It was clearly a statement made someone who has strong opinions on the subject, and has never pretended otherwise. Boisvenu is a politician, but he’s also the father of a daughter who was kidnapped, raped, and then murdered by a repeat offender. I can sit here and claim that my views on capital punishment wouldn’t change, if someone close to me was brutally murdered, but I don’t know, and in all honesty, neither do you.
Let's not forget that there are many in this country who share his views on victims’ rights, and there is nothing inherently wrong with publicly debating these fundamental issues. Recent Angus Reid studies on how Canadians feel about the death penalty may surprise you. A whopping 62% of Canadians support the death penalty for murderers. A resounding 65% of Quebecers do so, as well. Not so far removed from Americans, are we?
For the record, I’m against the death penalty, but in favour of freedom of speech. I'm also in favour of assisted suicide, so watching a nationwide debate instigated by someone who belongs to a political party that advocates tougher criminal penalties, yet won’t reopen the debate on assisted suicide, left me a little bemused. So convicted killers should have the right to die, but a terminally ill person can’t?
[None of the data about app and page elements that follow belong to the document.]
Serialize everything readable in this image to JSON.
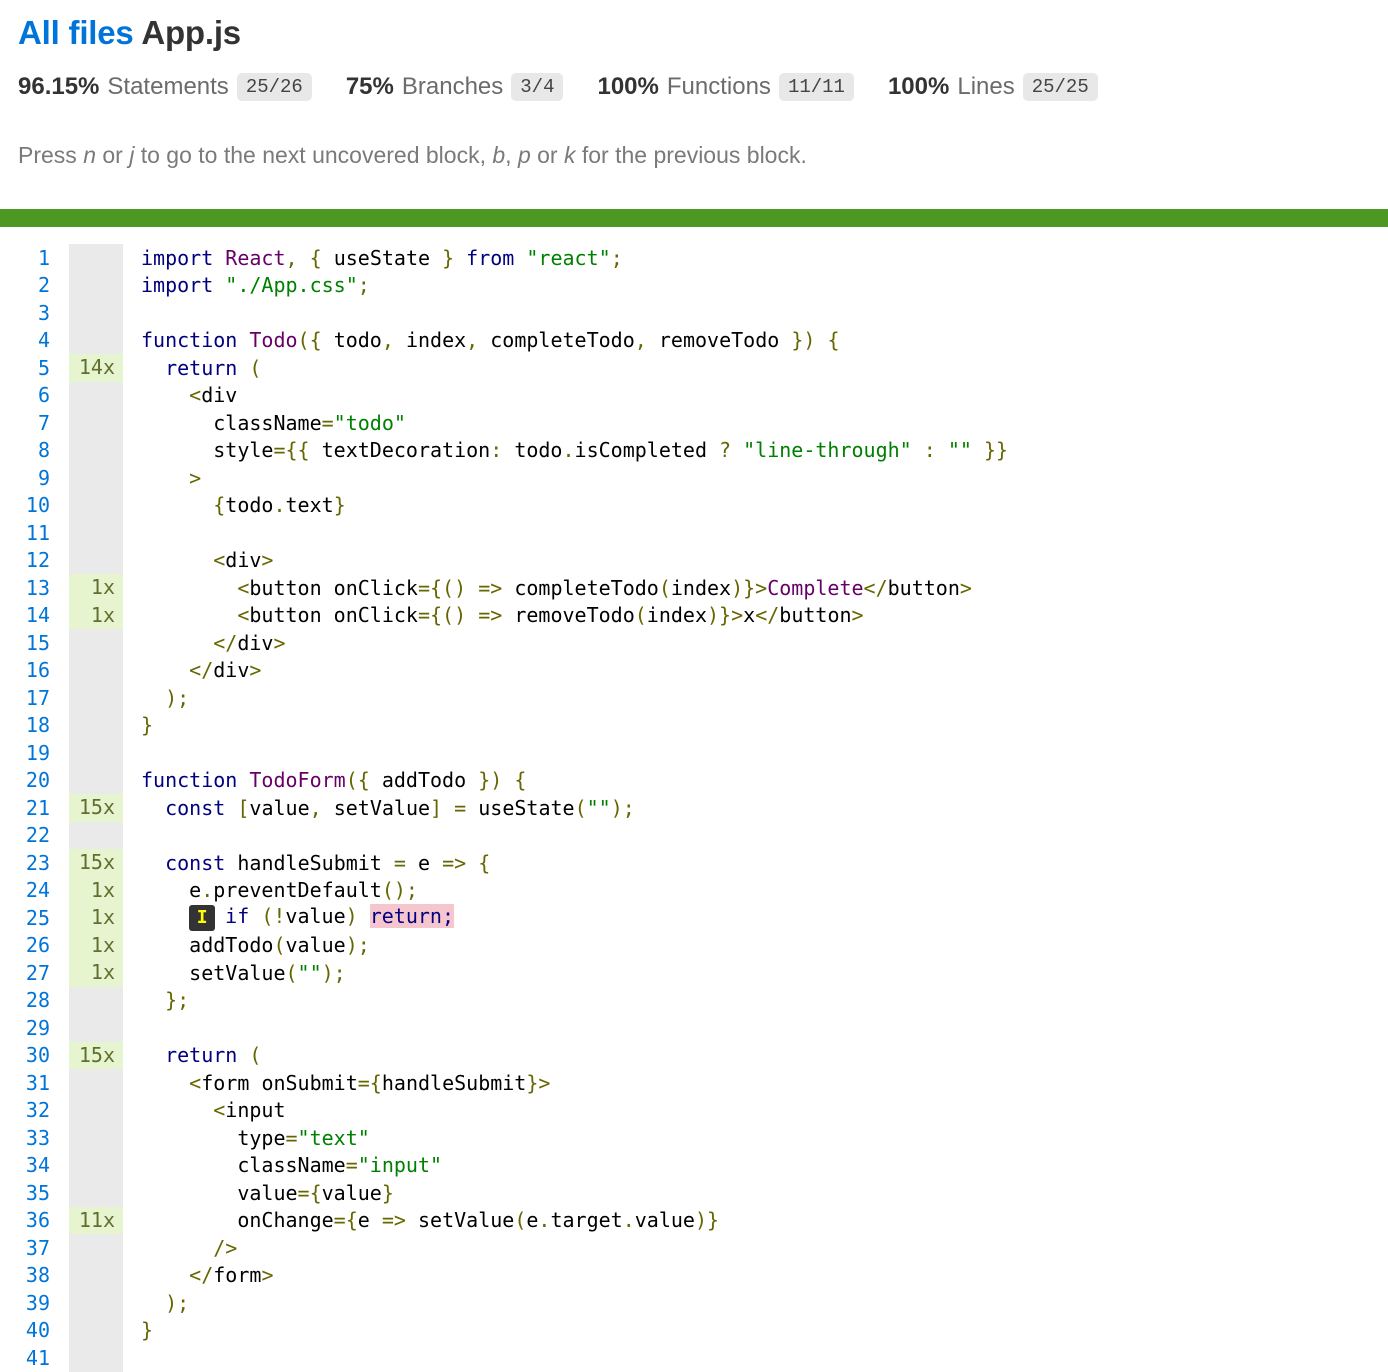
{
  "header": {
    "all_files": "All files",
    "file_name": "App.js"
  },
  "stats": [
    {
      "pct": "96.15%",
      "label": "Statements",
      "fraction": "25/26"
    },
    {
      "pct": "75%",
      "label": "Branches",
      "fraction": "3/4"
    },
    {
      "pct": "100%",
      "label": "Functions",
      "fraction": "11/11"
    },
    {
      "pct": "100%",
      "label": "Lines",
      "fraction": "25/25"
    }
  ],
  "help": {
    "press": "Press ",
    "n": "n",
    "or1": " or ",
    "j": "j",
    "mid": " to go to the next uncovered block, ",
    "b": "b",
    "comma": ", ",
    "p": "p",
    "or2": " or ",
    "k": "k",
    "end": " for the previous block."
  },
  "colors": {
    "status_bar": "#4d9822",
    "link": "#0074d9",
    "covered_bg": "#e6f5d0",
    "uncovered_bg": "#f6c6ce"
  },
  "branch_marker": "I",
  "code_lines": [
    {
      "n": "1",
      "hit": "",
      "code": "import React, { useState } from \"react\";"
    },
    {
      "n": "2",
      "hit": "",
      "code": "import \"./App.css\";"
    },
    {
      "n": "3",
      "hit": "",
      "code": ""
    },
    {
      "n": "4",
      "hit": "",
      "code": "function Todo({ todo, index, completeTodo, removeTodo }) {"
    },
    {
      "n": "5",
      "hit": "14x",
      "code": "  return ("
    },
    {
      "n": "6",
      "hit": "",
      "code": "    <div"
    },
    {
      "n": "7",
      "hit": "",
      "code": "      className=\"todo\""
    },
    {
      "n": "8",
      "hit": "",
      "code": "      style={{ textDecoration: todo.isCompleted ? \"line-through\" : \"\" }}"
    },
    {
      "n": "9",
      "hit": "",
      "code": "    >"
    },
    {
      "n": "10",
      "hit": "",
      "code": "      {todo.text}"
    },
    {
      "n": "11",
      "hit": "",
      "code": ""
    },
    {
      "n": "12",
      "hit": "",
      "code": "      <div>"
    },
    {
      "n": "13",
      "hit": "1x",
      "code": "        <button onClick={() => completeTodo(index)}>Complete</button>"
    },
    {
      "n": "14",
      "hit": "1x",
      "code": "        <button onClick={() => removeTodo(index)}>x</button>"
    },
    {
      "n": "15",
      "hit": "",
      "code": "      </div>"
    },
    {
      "n": "16",
      "hit": "",
      "code": "    </div>"
    },
    {
      "n": "17",
      "hit": "",
      "code": "  );"
    },
    {
      "n": "18",
      "hit": "",
      "code": "}"
    },
    {
      "n": "19",
      "hit": "",
      "code": ""
    },
    {
      "n": "20",
      "hit": "",
      "code": "function TodoForm({ addTodo }) {"
    },
    {
      "n": "21",
      "hit": "15x",
      "code": "  const [value, setValue] = useState(\"\");"
    },
    {
      "n": "22",
      "hit": "",
      "code": ""
    },
    {
      "n": "23",
      "hit": "15x",
      "code": "  const handleSubmit = e => {"
    },
    {
      "n": "24",
      "hit": "1x",
      "code": "    e.preventDefault();"
    },
    {
      "n": "25",
      "hit": "1x",
      "code": "if (!value) ",
      "uncovered": "return;"
    },
    {
      "n": "26",
      "hit": "1x",
      "code": "    addTodo(value);"
    },
    {
      "n": "27",
      "hit": "1x",
      "code": "    setValue(\"\");"
    },
    {
      "n": "28",
      "hit": "",
      "code": "  };"
    },
    {
      "n": "29",
      "hit": "",
      "code": ""
    },
    {
      "n": "30",
      "hit": "15x",
      "code": "  return ("
    },
    {
      "n": "31",
      "hit": "",
      "code": "    <form onSubmit={handleSubmit}>"
    },
    {
      "n": "32",
      "hit": "",
      "code": "      <input"
    },
    {
      "n": "33",
      "hit": "",
      "code": "        type=\"text\""
    },
    {
      "n": "34",
      "hit": "",
      "code": "        className=\"input\""
    },
    {
      "n": "35",
      "hit": "",
      "code": "        value={value}"
    },
    {
      "n": "36",
      "hit": "11x",
      "code": "        onChange={e => setValue(e.target.value)}"
    },
    {
      "n": "37",
      "hit": "",
      "code": "      />"
    },
    {
      "n": "38",
      "hit": "",
      "code": "    </form>"
    },
    {
      "n": "39",
      "hit": "",
      "code": "  );"
    },
    {
      "n": "40",
      "hit": "",
      "code": "}"
    },
    {
      "n": "41",
      "hit": "",
      "code": ""
    }
  ]
}
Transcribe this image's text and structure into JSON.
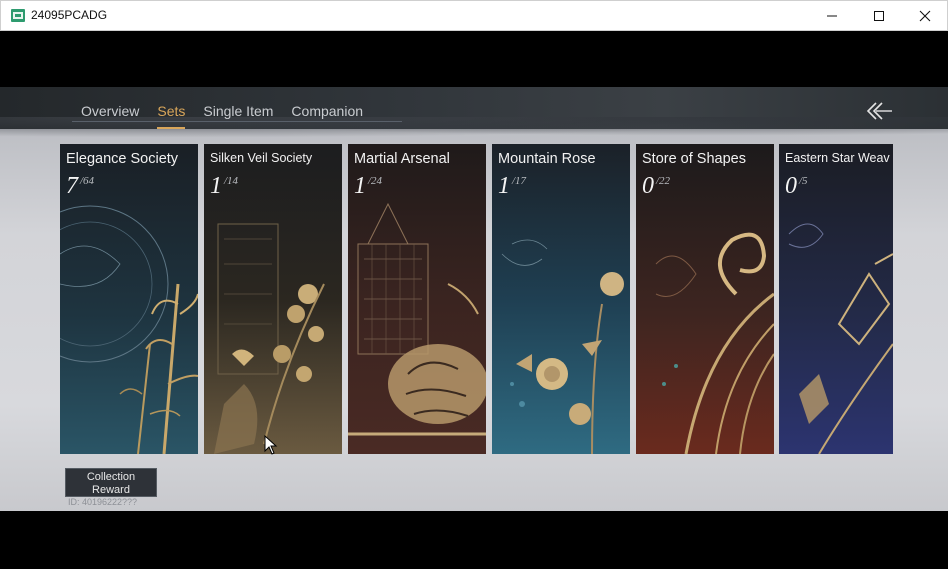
{
  "window": {
    "title": "24095PCADG",
    "icon": "app-icon",
    "controls": [
      "minimize-icon",
      "maximize-icon",
      "close-icon"
    ]
  },
  "nav": {
    "tabs": [
      {
        "label": "Overview",
        "active": false
      },
      {
        "label": "Sets",
        "active": true
      },
      {
        "label": "Single Item",
        "active": false
      },
      {
        "label": "Companion",
        "active": false
      }
    ],
    "back_icon": "back-arrow-icon",
    "accent_color": "#d9a65a"
  },
  "sets": [
    {
      "name": "Elegance Society",
      "count": "7",
      "total": "/64",
      "icon": "bamboo-moon-art"
    },
    {
      "name": "Silken Veil Society",
      "count": "1",
      "total": "/14",
      "icon": "bird-blossom-art"
    },
    {
      "name": "Martial Arsenal",
      "count": "1",
      "total": "/24",
      "icon": "tiger-tower-art"
    },
    {
      "name": "Mountain Rose",
      "count": "1",
      "total": "/17",
      "icon": "rose-flower-art"
    },
    {
      "name": "Store of Shapes",
      "count": "0",
      "total": "/22",
      "icon": "phoenix-wave-art"
    },
    {
      "name": "Eastern Star Weav",
      "count": "0",
      "total": "/5",
      "icon": "moth-cloud-art"
    }
  ],
  "footer": {
    "reward_line1": "Collection",
    "reward_line2": "Reward",
    "uid": "ID: 40196222???"
  }
}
The response was, of course, immediate and damning. Everything from “stupid” to “irresponsible” to “reprehensible” was thrown around by ordinary citizens, journalists, political pundits, suicide-prevention experts, and the Opposition. -
This is why journalist Molly Ivins used to say: “Democracy requires a certain relish for confusion.” Navigating life, I would add, does so as well.
What can be debated is whether Boisvenu should be sitting on a crime bill committee, potentially allowing his personal views to influence public policy. What can be debated is whether it’s dishonest of Boisvenu to be touting financial savings as a reason, while at the same time trying to introduce a very expensive C-10 crime-fighting bill. What shouldn't be debated is his right to express his opinion; even if we don't agree with it.
Crime in this country has actually declined in the past few years, yet the Conservatives are touting a bill that will increase prison and expenses associated with policing. The crime bill will cost Ontario taxpayers alone more than $1-billion in increased police and correctional service costs!
Many Canadians fear the crime bill will only succeed in adding inmates to already-at-capacity prisons, forcing judges to incarcerate people whose offences and circumstances may not warrant time in custody, and will increase the number of people on parole, adding to the caseloads for parole officers. More importantly, most Canadians fear that it won’t make this country safer; only meaner.
As for the Quebec man who just filed a criminal complaint against the senator.... As objectionable as his comments may have been, there was no real violation of the Criminal Code.
If enough people in this country are appalled by what he said and what he believes in, the only thing Boisvenu truly managed to prove with his comments is that, if you give a man enough rope, he will indeed hang himself. Yeah... pun intended.